The 56-year-old artist, who is not allowed to leave China, is represented at the festival by an empty chair that he designed himself in an ironic reference to his inability to attend.
"I feel sorry I can't come. That's why I have designed and sent something symbolic," he said in a pre-recorded video message broadcast at a press conference.
"I hope it can give some kind of statement on the way authorities can limit freedom of speech, can limit basic human rights for artists to travel or participate in cultural activities — very ruthlessly and with no explanation."
"I'm still living under a kind of soft detention. My passport is still in the authorities' hands."
His Ming Dynasty style chair, shipped from Beijing for the 12-day event, sat conspicuously between the other jury members in front of a cinema screen bearing the burly artist's bearded and somewhat haggard image. The chair had one quirky addition: a curved bar preventing anyone from sitting on it.
Ai, known as much for his human rights activism as his art, was detained for 81 days in 2011 during a roundup of activists, and was accused of massive tax fraud. He was one of many government critics who were jailed or detained or
disappeared into police custody in early 2011, when calls for anti-government protests in China — echoing those during the Arab Spring revolts — rattled the authorities. Since his release, he has been prevented from leaving the country.
In his video message Tuesday he said film was a powerful way to communicate and expose corruption.
"In the internet age especially documentary films have made a great appearance in talking about issues, discussing truths, and also revealing secrets about those in power… especially when the power is not elected by the people."
Stockholm Film Festival director Git Scheynius said Ai has the courage to stand up for "freedom" which is the theme of this year's festival in Stockholm.
"I think most people listening to him think 'wow, this is someone who is not afraid of anything' — his courage is just wonderful," she told AFP. She said however she was under no illusions that Chinese authorities would pay attention to the festival but hoped it provided food for thought.
"I hope they will listen to him and think that the (empty) chair says something to those people who want censorship in China," she said. "At least somebody's courage can make them think.
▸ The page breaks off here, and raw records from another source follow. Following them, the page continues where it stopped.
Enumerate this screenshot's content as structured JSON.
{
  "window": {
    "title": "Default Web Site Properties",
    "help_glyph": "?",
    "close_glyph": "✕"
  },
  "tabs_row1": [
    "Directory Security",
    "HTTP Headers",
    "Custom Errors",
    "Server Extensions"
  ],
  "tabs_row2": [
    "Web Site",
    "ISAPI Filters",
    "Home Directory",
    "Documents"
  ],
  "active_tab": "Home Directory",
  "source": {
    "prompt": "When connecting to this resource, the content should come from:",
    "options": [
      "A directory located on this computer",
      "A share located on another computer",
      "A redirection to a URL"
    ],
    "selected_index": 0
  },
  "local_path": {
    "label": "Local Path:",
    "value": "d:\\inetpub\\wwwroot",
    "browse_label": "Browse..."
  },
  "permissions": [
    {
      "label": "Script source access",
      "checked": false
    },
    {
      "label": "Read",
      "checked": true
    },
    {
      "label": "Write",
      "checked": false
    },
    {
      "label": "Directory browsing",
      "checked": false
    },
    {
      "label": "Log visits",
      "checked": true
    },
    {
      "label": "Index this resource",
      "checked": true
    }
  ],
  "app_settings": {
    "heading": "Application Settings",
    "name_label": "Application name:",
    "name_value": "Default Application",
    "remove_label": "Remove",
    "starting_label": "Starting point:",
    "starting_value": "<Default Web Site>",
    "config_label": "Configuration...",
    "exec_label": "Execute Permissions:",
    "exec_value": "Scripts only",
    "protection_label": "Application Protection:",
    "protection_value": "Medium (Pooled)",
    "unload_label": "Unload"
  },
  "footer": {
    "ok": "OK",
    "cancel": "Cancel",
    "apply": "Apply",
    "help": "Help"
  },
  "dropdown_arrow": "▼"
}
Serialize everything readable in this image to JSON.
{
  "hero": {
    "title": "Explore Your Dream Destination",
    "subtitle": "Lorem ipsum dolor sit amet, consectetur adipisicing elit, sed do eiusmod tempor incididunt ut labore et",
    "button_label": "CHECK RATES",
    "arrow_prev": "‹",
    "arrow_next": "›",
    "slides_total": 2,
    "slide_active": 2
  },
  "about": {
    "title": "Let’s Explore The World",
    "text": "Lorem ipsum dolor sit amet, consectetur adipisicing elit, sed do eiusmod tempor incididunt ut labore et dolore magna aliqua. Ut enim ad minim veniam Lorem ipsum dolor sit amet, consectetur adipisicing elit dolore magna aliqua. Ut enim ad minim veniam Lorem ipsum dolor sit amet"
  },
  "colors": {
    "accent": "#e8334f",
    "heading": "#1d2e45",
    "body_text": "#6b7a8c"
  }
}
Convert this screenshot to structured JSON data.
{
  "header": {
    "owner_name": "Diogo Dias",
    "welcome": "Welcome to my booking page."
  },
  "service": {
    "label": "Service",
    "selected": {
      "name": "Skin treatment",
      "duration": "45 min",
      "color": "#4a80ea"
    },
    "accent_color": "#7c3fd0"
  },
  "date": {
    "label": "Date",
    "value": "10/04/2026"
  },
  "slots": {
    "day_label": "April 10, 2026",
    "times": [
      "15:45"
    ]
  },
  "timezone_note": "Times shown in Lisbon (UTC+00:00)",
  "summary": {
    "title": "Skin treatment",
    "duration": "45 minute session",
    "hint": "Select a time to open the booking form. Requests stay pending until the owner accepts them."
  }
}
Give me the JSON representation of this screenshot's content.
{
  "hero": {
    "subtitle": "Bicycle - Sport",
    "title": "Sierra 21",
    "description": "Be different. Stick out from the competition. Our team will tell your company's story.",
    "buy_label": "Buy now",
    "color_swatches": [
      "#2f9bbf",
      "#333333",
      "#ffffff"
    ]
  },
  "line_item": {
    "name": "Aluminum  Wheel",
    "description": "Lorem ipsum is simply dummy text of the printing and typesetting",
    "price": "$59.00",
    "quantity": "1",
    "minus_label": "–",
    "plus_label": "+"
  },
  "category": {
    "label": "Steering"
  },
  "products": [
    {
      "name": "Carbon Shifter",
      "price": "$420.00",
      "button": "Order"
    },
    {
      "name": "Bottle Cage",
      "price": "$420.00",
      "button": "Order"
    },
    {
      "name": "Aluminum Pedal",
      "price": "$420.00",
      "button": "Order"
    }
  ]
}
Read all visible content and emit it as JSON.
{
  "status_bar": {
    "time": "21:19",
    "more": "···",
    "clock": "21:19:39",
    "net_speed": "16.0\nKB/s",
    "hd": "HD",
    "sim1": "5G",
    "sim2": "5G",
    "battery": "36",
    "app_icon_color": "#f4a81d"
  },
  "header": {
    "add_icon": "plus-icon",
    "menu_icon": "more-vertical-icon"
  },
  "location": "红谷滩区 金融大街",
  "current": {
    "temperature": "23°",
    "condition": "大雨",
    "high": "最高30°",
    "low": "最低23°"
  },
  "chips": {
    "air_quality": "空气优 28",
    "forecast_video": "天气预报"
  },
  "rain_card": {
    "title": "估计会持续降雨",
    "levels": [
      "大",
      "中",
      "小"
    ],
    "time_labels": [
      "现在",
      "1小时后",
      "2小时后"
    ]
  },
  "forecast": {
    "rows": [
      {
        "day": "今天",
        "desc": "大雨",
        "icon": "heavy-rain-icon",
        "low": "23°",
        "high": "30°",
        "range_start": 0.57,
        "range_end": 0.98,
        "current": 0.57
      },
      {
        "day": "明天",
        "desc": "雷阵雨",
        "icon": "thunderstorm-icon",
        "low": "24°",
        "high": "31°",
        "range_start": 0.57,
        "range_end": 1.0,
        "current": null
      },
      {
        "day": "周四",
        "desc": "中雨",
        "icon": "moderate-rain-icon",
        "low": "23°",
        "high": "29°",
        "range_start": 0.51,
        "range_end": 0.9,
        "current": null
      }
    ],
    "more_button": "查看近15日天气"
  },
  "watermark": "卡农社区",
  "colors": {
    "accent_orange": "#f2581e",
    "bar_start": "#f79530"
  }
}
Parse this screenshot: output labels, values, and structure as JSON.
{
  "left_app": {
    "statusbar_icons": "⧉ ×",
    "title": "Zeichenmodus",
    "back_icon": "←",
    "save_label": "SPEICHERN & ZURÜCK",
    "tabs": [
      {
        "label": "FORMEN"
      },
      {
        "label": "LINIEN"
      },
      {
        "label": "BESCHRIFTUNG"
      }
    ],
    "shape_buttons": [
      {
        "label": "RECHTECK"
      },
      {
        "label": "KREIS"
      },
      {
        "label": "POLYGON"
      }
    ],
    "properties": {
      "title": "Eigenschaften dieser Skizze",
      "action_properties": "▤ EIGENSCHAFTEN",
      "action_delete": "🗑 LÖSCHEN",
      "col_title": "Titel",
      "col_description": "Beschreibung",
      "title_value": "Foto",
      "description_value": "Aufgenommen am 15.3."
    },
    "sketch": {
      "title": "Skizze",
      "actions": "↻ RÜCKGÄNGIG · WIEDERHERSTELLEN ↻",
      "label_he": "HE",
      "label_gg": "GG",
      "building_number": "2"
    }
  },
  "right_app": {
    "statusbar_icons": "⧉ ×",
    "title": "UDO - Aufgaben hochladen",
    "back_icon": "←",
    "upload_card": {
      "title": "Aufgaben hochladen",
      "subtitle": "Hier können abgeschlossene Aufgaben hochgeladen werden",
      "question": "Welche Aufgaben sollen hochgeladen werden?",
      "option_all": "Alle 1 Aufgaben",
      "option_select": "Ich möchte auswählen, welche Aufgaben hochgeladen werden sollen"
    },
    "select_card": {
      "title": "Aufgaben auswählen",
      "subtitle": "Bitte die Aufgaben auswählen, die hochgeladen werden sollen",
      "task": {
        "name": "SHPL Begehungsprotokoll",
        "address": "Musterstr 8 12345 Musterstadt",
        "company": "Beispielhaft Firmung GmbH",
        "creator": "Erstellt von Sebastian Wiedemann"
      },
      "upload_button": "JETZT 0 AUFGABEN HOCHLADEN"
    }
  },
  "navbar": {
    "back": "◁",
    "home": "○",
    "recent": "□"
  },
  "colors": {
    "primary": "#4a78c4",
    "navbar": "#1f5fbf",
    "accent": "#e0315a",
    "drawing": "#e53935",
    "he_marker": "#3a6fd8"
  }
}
Nobody can imprison thinking."
But the authorities in China may be able to prevent Ai from carrying out his jury duties as it was still unclear Tuesday whether the festival could find a way of getting the films to him.
Not missing a chance to provoke, the artist signed off his video broadcast with "OK, I take off my clothes… be happy!" and stripped down to the waist.